Now, all that is tragic, but not, sadly, especially noteworthy. What made it noteworthy was what happened at the hospital, for whom I have nothing but the highest praise.
First (we didn't find this out until later), the ambulance driver deliberately lied to the press about what hospital they were taking him to (this was the big news of the day, an armored car robbery at a grocery store). This gave them about half an hour before the weasels showed up. The hospital had someone waiting at every single entrance to the building to get her out of the public areas and into a place they could keep the press away. They'd danced this dance before, and hated the press with great passion.
By the time we got there, the surgeons had determined that he was already dead, but his body hadn't realized it yet.

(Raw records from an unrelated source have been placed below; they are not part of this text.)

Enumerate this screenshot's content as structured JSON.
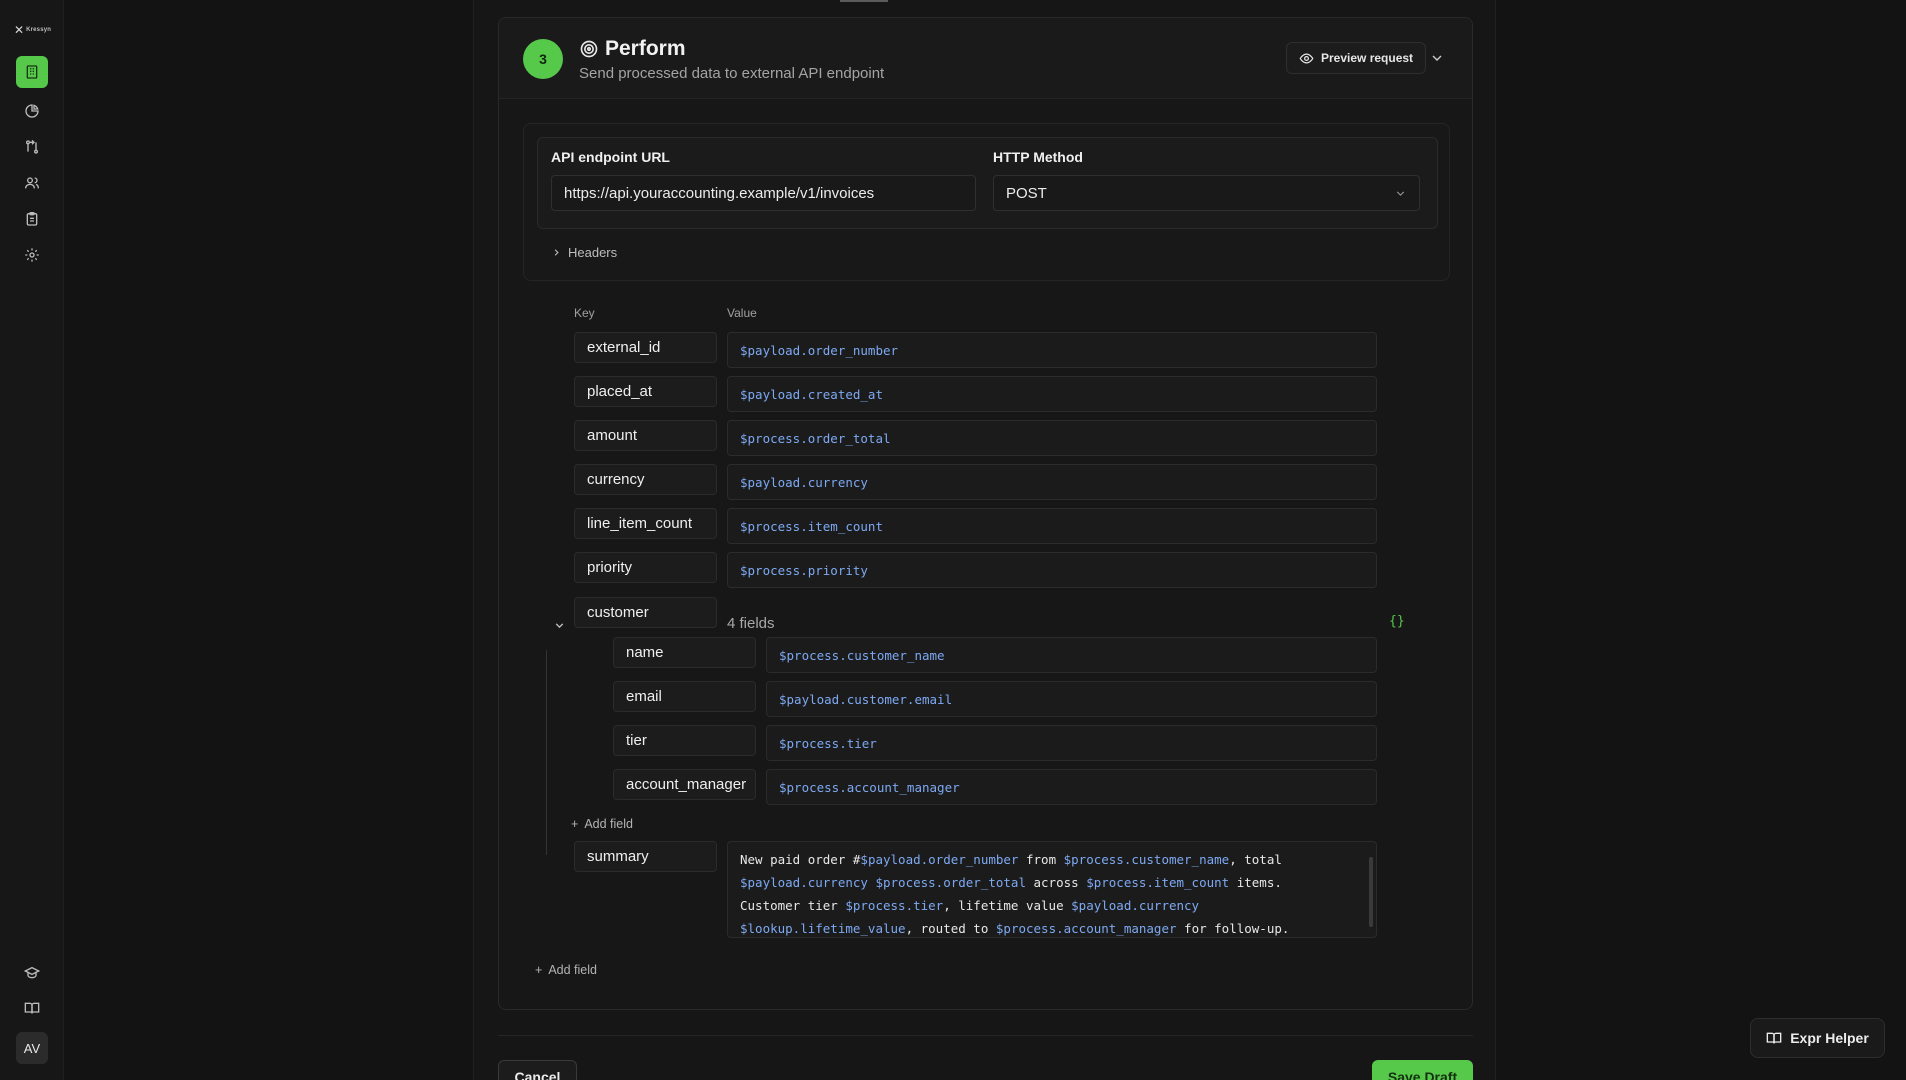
{
  "app": {
    "logo_text": "Kressyn",
    "avatar_initials": "AV"
  },
  "sidebar": {
    "items": [
      {
        "icon": "building-icon",
        "active": true
      },
      {
        "icon": "pie-chart-icon",
        "active": false
      },
      {
        "icon": "workflow-icon",
        "active": false
      },
      {
        "icon": "users-icon",
        "active": false
      },
      {
        "icon": "clipboard-icon",
        "active": false
      },
      {
        "icon": "gear-icon",
        "active": false
      }
    ],
    "bottom_items": [
      {
        "icon": "graduation-cap-icon"
      },
      {
        "icon": "book-icon"
      }
    ]
  },
  "step": {
    "number": "3",
    "title": "Perform",
    "subtitle": "Send processed data to external API endpoint",
    "preview_label": "Preview request"
  },
  "endpoint": {
    "url_label": "API endpoint URL",
    "url_value": "https://api.youraccounting.example/v1/invoices",
    "method_label": "HTTP Method",
    "method_value": "POST",
    "headers_label": "Headers"
  },
  "mapping": {
    "key_header": "Key",
    "value_header": "Value",
    "rows": [
      {
        "key": "external_id",
        "value": "$payload.order_number"
      },
      {
        "key": "placed_at",
        "value": "$payload.created_at"
      },
      {
        "key": "amount",
        "value": "$process.order_total"
      },
      {
        "key": "currency",
        "value": "$payload.currency"
      },
      {
        "key": "line_item_count",
        "value": "$process.item_count"
      },
      {
        "key": "priority",
        "value": "$process.priority"
      }
    ],
    "nested": {
      "key": "customer",
      "count_label": "4 fields",
      "json_icon_text": "{}",
      "rows": [
        {
          "key": "name",
          "value": "$process.customer_name"
        },
        {
          "key": "email",
          "value": "$payload.customer.email"
        },
        {
          "key": "tier",
          "value": "$process.tier"
        },
        {
          "key": "account_manager",
          "value": "$process.account_manager"
        }
      ],
      "add_label": "Add field"
    },
    "summary": {
      "key": "summary",
      "lines": [
        [
          {
            "t": "New paid order #"
          },
          {
            "t": "$payload.order_number",
            "v": true
          },
          {
            "t": " from "
          },
          {
            "t": "$process.customer_name",
            "v": true
          },
          {
            "t": ", total"
          }
        ],
        [
          {
            "t": "$payload.currency",
            "v": true
          },
          {
            "t": " "
          },
          {
            "t": "$process.order_total",
            "v": true
          },
          {
            "t": " across "
          },
          {
            "t": "$process.item_count",
            "v": true
          },
          {
            "t": " items."
          }
        ],
        [
          {
            "t": "Customer tier "
          },
          {
            "t": "$process.tier",
            "v": true
          },
          {
            "t": ", lifetime value "
          },
          {
            "t": "$payload.currency",
            "v": true
          }
        ],
        [
          {
            "t": "$lookup.lifetime_value",
            "v": true
          },
          {
            "t": ", routed to "
          },
          {
            "t": "$process.account_manager",
            "v": true
          },
          {
            "t": " for follow-up."
          }
        ]
      ]
    },
    "add_label": "Add field"
  },
  "footer": {
    "cancel_label": "Cancel",
    "save_label": "Save Draft"
  },
  "expr_helper": {
    "label": "Expr Helper"
  },
  "colors": {
    "accent": "#56c94b",
    "token": "#7da9f2",
    "background": "#131313"
  }
}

Now, technically, once they make that determination, the operating room is part of the crime scene, and it's a felony for them to disturb it. But he's technically still breathing, and his wife wants to spend some time with him before he stops. And they're not going to let her into an operating room with blood on the walls up to their waist, so they cleaned him up and moved him to a recovery bed so she could be with him, and the law be damned. (So far as I know, there were no consequences to that decision for the doctors or hospital, other than a good, or at least better that it might have been, night's sleep.)
By then, the press had showed up, feeding on any lurid detail they could get like the vampires they are, but they were stuck in a waiting room, with no access to her.
Then the real performance art began: the Brinks guys arrived. There were three of them: the husband's immediate boss, who didn't have to be there, but felt obligated anyway. The guy in charge of whatever office they worked out of, who did have to be there, and would, I think, rather have been anywhere else (I know I would). And a guy from the corporate office whose title was, I am certain, Vice President In Charge Of Bullshitting The Press. I have never seen *anyone* who was smoother at talking and talking and talking, and saying absolutely *nothing*.
Under other circumstances, it would have been a real joy to watch. At that point, I felt comfortable leaving our valued employee in their very capable hands.
The day of the funeral, some people from corporate came to run the store, so everyone who worked with her could go if they wanted. She had more coworkers there than the deceased. And that's why I'm still working here, over 20 years later.